Mark Garnier MP is Parliamentary Under-Secretary, Department for International Trade (DIT). Delegates will no doubt be interested to hear about DIT’s role and work with higher education providers, and how the sector’s interests will be championed in the department post-Brexit.
Garnier states that the UK should be proud of its prowess in higher education and the success of its universities, and that there is a great deal of demand of UK higher education across the globe. UK degrees are globally recognised and British researchers and world class.
The creation of DIT means that, as Garnier says, UK trade policy is now all under one roof and ready to be better advanced and managed. DIT has recruited a higher education specialist in recognition of the importance of higher education and universities in developing UK exports.
Garnier also highlights DIT’s trade mission work, having already visited Malaysia and Latin America, and planning to visit Bahrain and Dubai to promote UK higher education and other exports. DIT also has an online present, linking overseas buyers with UK exporters, and universities can participate in this.
“Education is one of the truly global industries. Leaving the EU does not mean we are turning our back on the world”, says Garnier. “Europe is our friends and allies”, and we will not be turning our back on our EU partners. Nonetheless, Brexit will provide an opportunity he argues, particularly in growing the UK’s economic presence outside the EU and in developing economies.
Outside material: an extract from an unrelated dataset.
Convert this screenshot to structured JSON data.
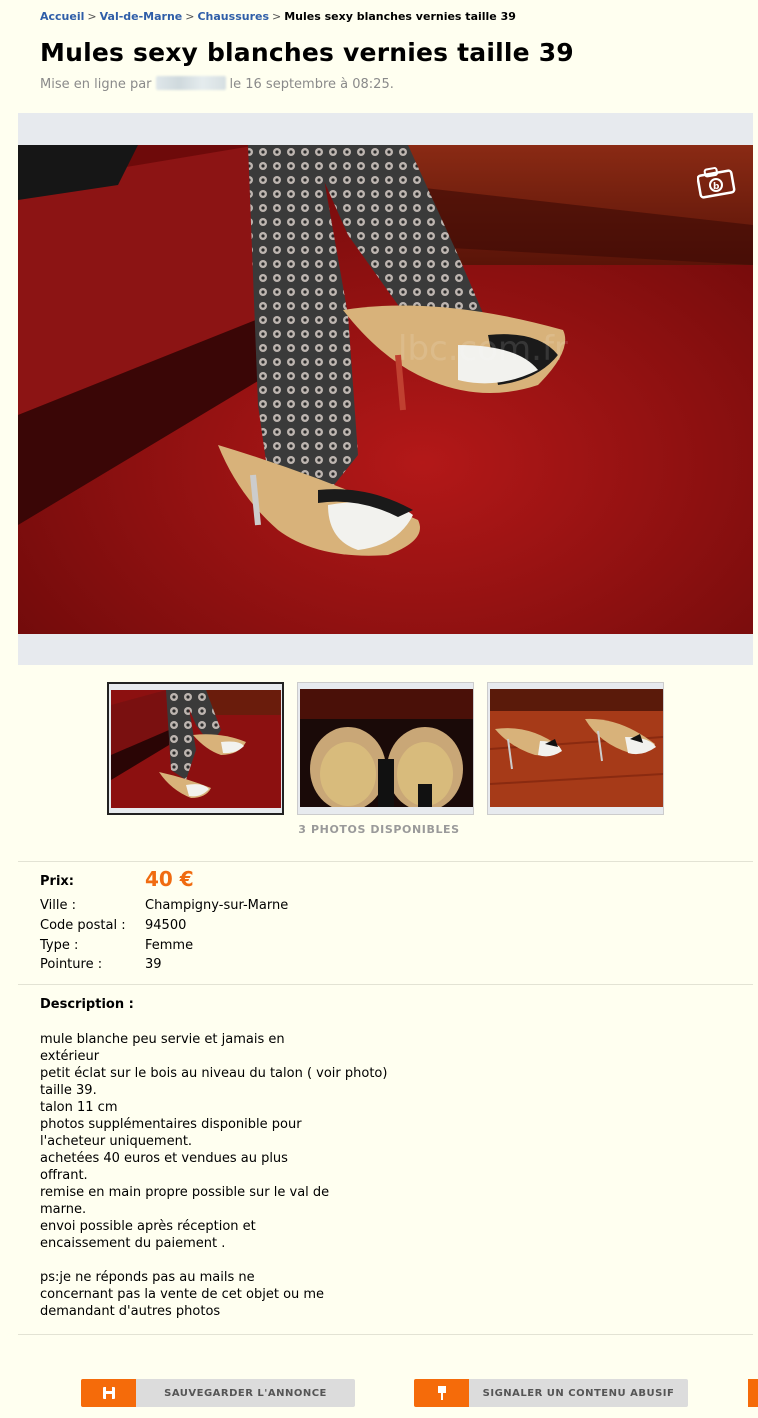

“My job as a trade minister is to help set conditions so that universities can thrive… I an absolutely confident that we will succeed”.
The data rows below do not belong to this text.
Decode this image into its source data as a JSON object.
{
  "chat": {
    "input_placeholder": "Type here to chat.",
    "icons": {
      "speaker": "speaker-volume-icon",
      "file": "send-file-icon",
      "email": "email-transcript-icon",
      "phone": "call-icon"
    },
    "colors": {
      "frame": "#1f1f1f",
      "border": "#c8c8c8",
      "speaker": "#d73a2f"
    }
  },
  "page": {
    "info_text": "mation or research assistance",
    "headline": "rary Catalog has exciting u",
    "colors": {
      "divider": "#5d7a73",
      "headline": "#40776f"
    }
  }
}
Garnier is unable to hang around for questions…
We begin this morning’s plenary session with a welcome from Nicola Dandridge, CEO of Universities UK. She points out how today’s event has attendees and speakers from all around the world, including South Africa, Malaysia, Germany, Australia, Belgium and more. Volatility in higher education policy is not unique to the UK, and we will learn a lot from international colleagues about the changing world, universities’ role in world trade, and managing global reputation.
We have over fifty speakers and three hundred delegates. It’s going to be a packed day.
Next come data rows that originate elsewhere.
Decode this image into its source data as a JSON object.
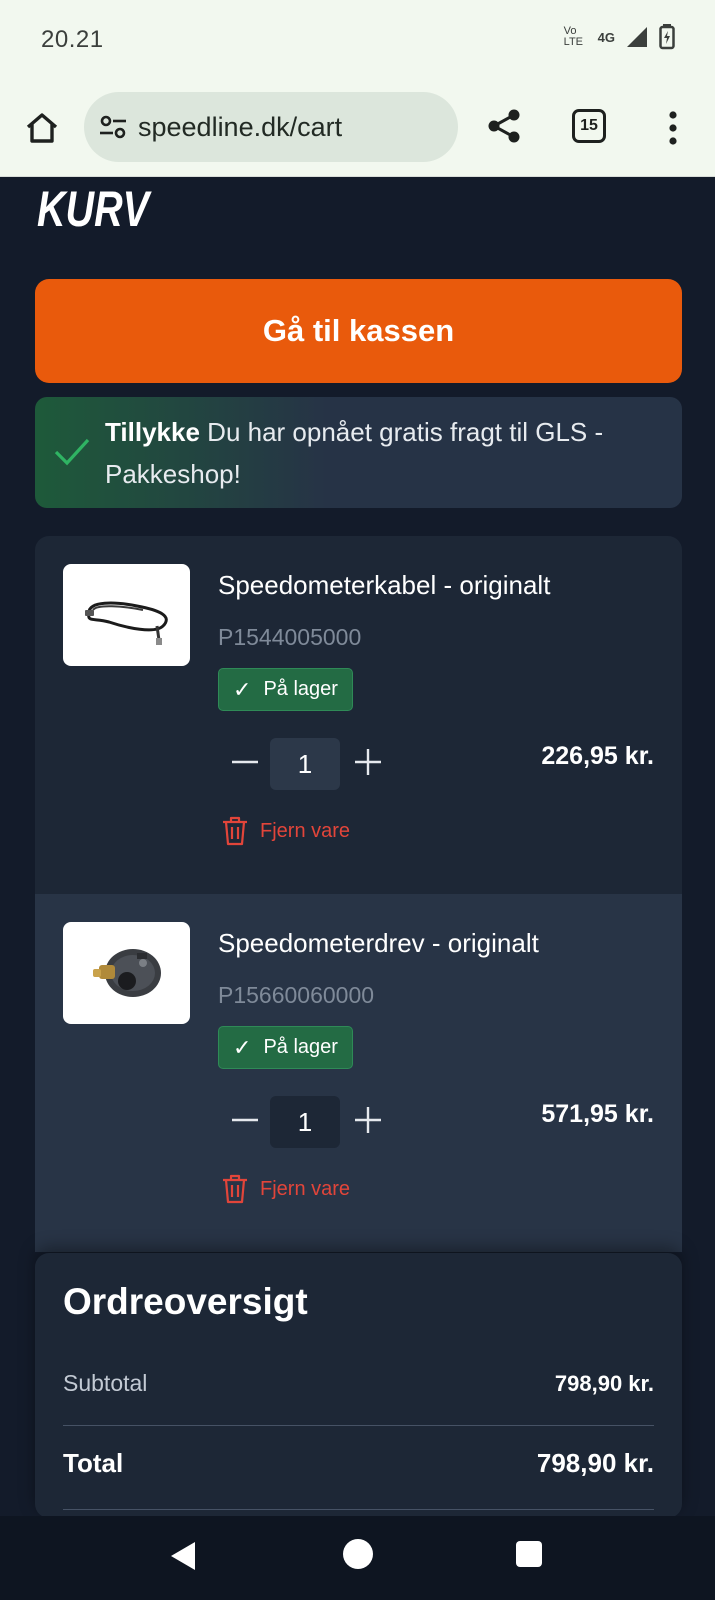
{
  "status_bar": {
    "time": "20.21",
    "volte_label": "Vo LTE",
    "network": "4G"
  },
  "browser": {
    "url": "speedline.dk/cart",
    "tab_count": "15"
  },
  "page": {
    "logo_text": "KURV",
    "checkout_label": "Gå til kassen"
  },
  "notice": {
    "strong": "Tillykke",
    "text": " Du har opnået gratis fragt til GLS - Pakkeshop!"
  },
  "cart": {
    "items": [
      {
        "name": "Speedometerkabel - originalt",
        "sku": "P1544005000",
        "stock": "På lager",
        "quantity": "1",
        "price": "226,95 kr.",
        "remove_label": "Fjern vare"
      },
      {
        "name": "Speedometerdrev - originalt",
        "sku": "P15660060000",
        "stock": "På lager",
        "quantity": "1",
        "price": "571,95 kr.",
        "remove_label": "Fjern vare"
      }
    ]
  },
  "summary": {
    "title": "Ordreoversigt",
    "subtotal_label": "Subtotal",
    "subtotal_value": "798,90 kr.",
    "total_label": "Total",
    "total_value": "798,90 kr."
  },
  "colors": {
    "background": "#131b2a",
    "accent": "#e95a0c",
    "success": "#236b44",
    "danger": "#e2453a"
  }
}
Good morning. We’re looking forward to an excellent day at UUKi’s International Higher Education Forum 2017, at the ILEC Centre in West London. It’s a fantastic line-up of speakers, including:
- Mark Garnier MP, Parliamentary Under-Secretary, Department for International Trade (DIT)
- Professor Paul Wellings, Vice-Chancellor & Principal, University of Wollongong
- Professor Jane Elliott, Chief Executive, Economic and Social Research Council (ESRC)
- Piyushi Kotecha, Chief Executive, South African Regional Universities Association (SARUA)
- Janet Ilieva, Founder and Director, Education Insight
- Professor Rolf Tarrach, President, European University Association (EUA)
- Professor Robin Grimes, Chief Scientific Adviser, Foreign and Commonwealth Office
- Professor Ihron Rensburg, Vice Chancellor, University of Johannesburg
- Professor Connie McManus Pimentel, International Relations Director, The CAPES Foundation
- Dr Allan Goodman, President and Chief Executive of the Institute of International Education (IIE)
- Professor Rolf Tarrach, President of the European University Association (EUA)
- Nicola Dandridge, Chief Executive of Universities UK
- Vivienne Stern, Director of UUKi
- Jonathan Deer, Deputy Director and Research Development Team Leader, London School of Economics and Political Science
- Dr Gabi Lombardo, Director, European Alliance for Social Sciences and Humanities
- Helen Challis, Head of the International Relations Office, Imperial College London
- Alex Miles, Deputy Director, External Relations (Public Affairs), University of Nottingham
- Dr Janet Metcalfe, Chair, Vitae
Our very own Ant Bagshaw will also be chairing a session.
Live updates will begin in earnest at roughly 9.45am.